◆ Directions: Show every line in the records below that contains the word "ipsum".

◆ Source records:
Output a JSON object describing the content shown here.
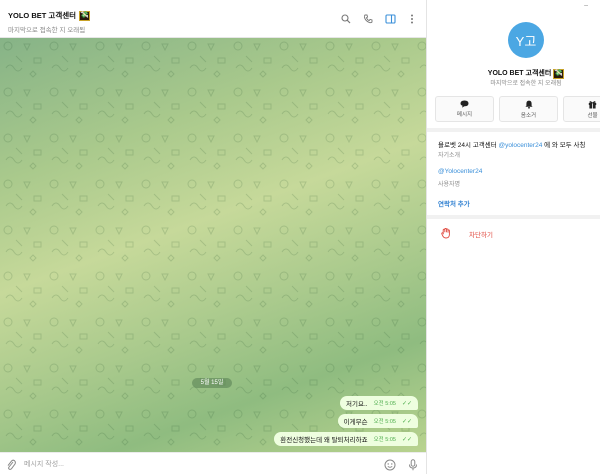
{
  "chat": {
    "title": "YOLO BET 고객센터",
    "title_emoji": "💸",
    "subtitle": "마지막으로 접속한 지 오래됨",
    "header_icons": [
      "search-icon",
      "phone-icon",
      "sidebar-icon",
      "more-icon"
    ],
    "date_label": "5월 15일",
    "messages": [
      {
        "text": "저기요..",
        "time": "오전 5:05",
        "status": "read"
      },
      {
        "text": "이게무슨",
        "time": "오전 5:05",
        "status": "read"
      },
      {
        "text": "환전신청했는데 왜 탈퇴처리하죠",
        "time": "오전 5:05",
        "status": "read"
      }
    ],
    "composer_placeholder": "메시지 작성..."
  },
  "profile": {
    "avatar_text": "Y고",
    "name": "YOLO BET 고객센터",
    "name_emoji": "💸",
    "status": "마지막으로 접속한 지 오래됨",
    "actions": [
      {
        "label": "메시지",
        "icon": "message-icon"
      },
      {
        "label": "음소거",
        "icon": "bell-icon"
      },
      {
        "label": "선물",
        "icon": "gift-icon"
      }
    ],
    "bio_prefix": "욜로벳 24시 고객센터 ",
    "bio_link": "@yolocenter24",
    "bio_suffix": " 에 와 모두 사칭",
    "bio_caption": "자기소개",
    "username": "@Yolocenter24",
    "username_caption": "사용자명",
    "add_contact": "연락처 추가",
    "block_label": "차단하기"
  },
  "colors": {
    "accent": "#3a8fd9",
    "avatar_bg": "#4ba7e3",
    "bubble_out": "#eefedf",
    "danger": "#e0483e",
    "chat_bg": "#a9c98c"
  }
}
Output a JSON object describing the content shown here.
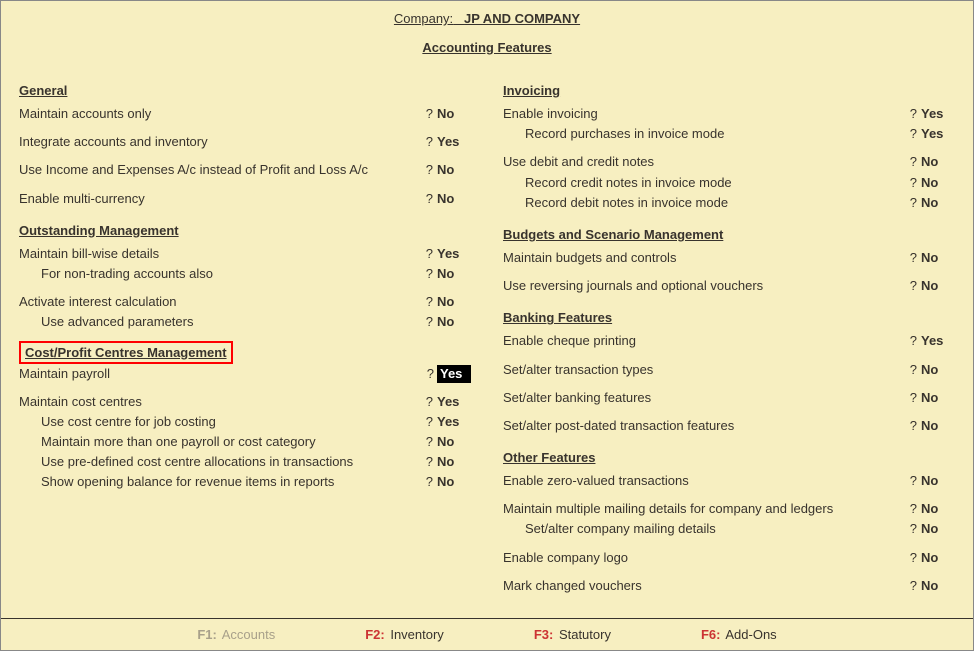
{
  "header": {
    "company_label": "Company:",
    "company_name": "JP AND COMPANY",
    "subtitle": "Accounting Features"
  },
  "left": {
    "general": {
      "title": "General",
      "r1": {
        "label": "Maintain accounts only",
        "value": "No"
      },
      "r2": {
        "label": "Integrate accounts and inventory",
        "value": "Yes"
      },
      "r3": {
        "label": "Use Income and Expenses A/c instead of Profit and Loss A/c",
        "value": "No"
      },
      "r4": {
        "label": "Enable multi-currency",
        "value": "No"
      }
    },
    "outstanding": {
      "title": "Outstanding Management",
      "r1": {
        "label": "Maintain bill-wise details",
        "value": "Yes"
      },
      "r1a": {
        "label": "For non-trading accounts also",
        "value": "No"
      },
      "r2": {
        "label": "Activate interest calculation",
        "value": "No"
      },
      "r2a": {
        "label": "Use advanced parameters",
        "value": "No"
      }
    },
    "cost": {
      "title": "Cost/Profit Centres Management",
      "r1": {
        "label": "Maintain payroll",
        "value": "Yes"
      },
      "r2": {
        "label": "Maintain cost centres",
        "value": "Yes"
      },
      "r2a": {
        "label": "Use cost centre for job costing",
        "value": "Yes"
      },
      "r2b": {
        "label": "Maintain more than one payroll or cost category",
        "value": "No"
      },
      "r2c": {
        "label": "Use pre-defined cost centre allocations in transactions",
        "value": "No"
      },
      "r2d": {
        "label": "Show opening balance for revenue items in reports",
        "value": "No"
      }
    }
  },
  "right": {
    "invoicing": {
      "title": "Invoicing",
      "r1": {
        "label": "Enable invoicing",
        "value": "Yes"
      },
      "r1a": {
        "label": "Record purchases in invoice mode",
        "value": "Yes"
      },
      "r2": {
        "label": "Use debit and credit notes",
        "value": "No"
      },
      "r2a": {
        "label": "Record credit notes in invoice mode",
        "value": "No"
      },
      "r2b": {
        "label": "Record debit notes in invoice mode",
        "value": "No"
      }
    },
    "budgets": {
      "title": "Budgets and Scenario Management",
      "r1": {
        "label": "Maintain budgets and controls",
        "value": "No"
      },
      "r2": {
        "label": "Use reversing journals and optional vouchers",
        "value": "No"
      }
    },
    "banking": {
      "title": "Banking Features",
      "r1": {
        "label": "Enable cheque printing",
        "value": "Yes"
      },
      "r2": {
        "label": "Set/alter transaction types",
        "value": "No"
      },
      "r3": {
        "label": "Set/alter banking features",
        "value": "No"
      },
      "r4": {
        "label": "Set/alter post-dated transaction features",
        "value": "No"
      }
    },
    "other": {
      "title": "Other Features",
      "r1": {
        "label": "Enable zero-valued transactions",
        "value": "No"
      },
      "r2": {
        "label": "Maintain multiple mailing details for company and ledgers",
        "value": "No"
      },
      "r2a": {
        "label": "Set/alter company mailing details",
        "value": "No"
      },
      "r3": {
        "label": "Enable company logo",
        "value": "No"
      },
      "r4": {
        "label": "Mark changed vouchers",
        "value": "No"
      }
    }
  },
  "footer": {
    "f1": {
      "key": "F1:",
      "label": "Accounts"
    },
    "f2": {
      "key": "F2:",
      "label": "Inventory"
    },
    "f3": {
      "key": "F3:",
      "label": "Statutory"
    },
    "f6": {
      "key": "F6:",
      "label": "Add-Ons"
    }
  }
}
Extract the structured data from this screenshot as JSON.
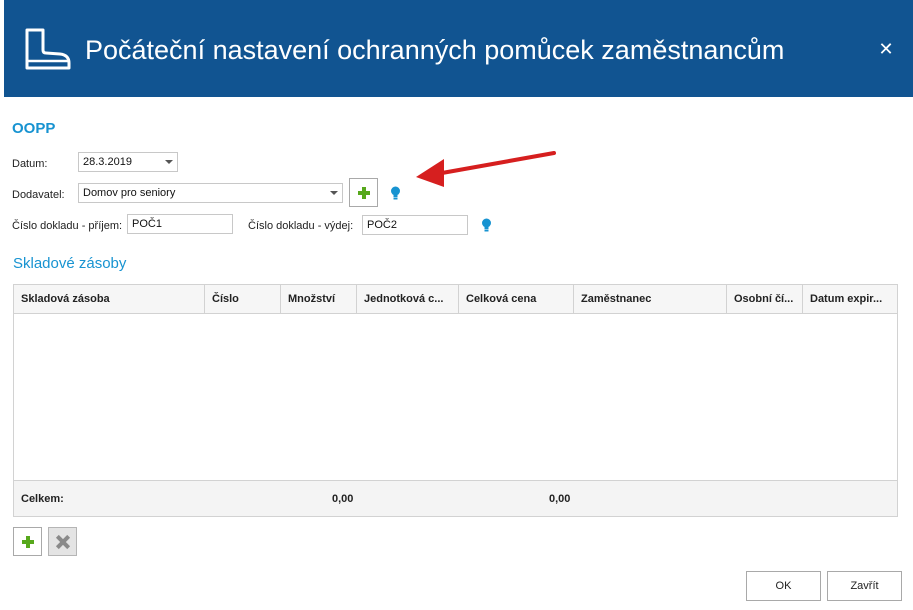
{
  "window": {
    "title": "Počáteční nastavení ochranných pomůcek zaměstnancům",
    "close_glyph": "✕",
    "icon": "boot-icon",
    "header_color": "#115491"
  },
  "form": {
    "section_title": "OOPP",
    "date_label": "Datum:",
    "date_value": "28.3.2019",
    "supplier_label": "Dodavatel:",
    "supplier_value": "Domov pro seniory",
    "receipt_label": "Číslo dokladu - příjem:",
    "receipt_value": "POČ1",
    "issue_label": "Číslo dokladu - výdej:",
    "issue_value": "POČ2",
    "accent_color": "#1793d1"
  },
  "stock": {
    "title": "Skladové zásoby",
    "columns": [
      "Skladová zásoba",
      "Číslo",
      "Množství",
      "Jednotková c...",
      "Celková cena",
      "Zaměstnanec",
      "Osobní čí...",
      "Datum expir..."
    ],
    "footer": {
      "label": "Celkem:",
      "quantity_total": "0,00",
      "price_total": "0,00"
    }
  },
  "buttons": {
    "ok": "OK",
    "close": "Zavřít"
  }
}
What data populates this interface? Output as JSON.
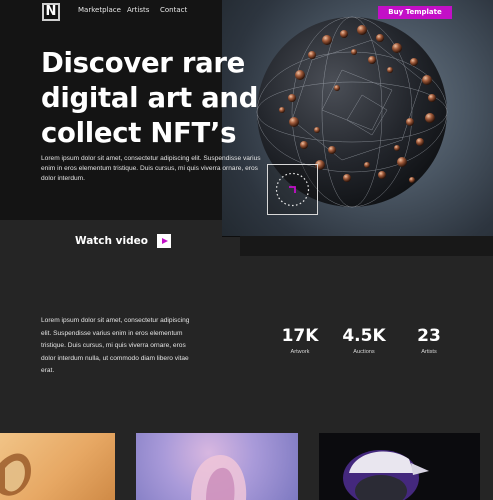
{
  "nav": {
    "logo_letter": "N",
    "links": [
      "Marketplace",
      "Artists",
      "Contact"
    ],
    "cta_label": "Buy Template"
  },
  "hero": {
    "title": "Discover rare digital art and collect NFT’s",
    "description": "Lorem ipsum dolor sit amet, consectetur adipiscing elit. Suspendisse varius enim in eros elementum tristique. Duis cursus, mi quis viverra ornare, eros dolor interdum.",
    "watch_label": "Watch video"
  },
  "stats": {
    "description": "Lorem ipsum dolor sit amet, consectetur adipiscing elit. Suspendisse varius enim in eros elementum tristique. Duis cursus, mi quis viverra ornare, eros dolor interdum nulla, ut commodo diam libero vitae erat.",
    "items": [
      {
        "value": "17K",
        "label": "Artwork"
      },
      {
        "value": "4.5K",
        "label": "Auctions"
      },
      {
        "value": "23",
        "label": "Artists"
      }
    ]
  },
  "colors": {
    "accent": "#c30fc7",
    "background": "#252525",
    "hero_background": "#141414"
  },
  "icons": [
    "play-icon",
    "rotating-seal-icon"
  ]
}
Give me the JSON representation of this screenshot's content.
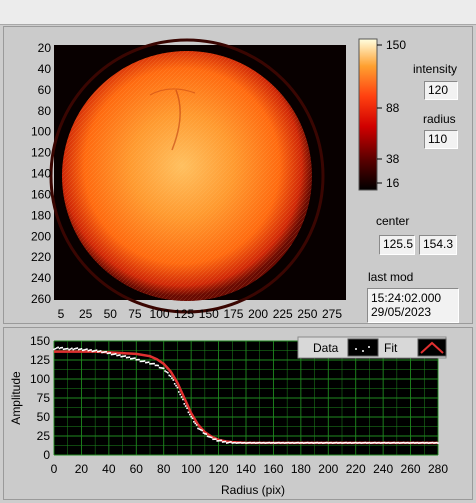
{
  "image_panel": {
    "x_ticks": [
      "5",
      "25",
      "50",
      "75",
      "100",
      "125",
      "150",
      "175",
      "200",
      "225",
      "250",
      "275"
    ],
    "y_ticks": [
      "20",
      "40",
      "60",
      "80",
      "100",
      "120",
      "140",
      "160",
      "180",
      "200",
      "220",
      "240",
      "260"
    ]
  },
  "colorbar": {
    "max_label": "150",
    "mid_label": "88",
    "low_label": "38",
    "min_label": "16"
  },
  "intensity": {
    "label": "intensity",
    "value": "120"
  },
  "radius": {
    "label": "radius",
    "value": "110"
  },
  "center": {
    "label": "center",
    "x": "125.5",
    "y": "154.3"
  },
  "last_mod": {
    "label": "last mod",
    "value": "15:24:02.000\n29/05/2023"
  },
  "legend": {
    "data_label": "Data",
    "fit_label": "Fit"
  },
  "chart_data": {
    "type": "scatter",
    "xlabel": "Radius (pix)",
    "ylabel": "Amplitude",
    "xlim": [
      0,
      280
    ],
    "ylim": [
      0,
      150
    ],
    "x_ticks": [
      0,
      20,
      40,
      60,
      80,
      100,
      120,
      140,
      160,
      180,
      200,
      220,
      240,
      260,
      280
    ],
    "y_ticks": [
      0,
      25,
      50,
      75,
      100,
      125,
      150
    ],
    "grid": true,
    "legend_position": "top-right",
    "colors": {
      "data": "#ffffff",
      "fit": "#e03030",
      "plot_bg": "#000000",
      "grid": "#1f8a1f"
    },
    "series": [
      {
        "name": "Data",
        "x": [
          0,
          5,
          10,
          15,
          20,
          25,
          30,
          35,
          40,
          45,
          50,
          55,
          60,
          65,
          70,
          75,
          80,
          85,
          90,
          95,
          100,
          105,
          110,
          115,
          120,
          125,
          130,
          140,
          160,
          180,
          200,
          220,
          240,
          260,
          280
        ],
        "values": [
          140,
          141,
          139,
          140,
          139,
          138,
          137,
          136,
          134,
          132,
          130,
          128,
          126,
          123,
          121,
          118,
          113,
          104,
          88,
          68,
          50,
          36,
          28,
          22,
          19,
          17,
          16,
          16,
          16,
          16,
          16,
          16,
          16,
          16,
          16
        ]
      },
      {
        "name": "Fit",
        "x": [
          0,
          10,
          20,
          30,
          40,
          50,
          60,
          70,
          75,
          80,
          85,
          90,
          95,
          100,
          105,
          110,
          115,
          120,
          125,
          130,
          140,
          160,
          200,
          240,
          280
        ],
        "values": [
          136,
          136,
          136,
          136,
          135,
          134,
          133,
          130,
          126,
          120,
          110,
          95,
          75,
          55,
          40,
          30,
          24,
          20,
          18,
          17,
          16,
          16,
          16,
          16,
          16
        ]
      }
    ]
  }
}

◆ Answer box:
    "description": "Lorem ipsum dolor sit amet, consectetur adipiscing elit. Suspendisse varius enim in eros elementum tristique. Duis cursus, mi quis viverra ornare, eros dolor interdum.",
    "description": "Lorem ipsum dolor sit amet, consectetur adipiscing elit. Suspendisse varius enim in eros elementum tristique. Duis cursus, mi quis viverra ornare, eros dolor interdum nulla, ut commodo diam libero vitae erat.",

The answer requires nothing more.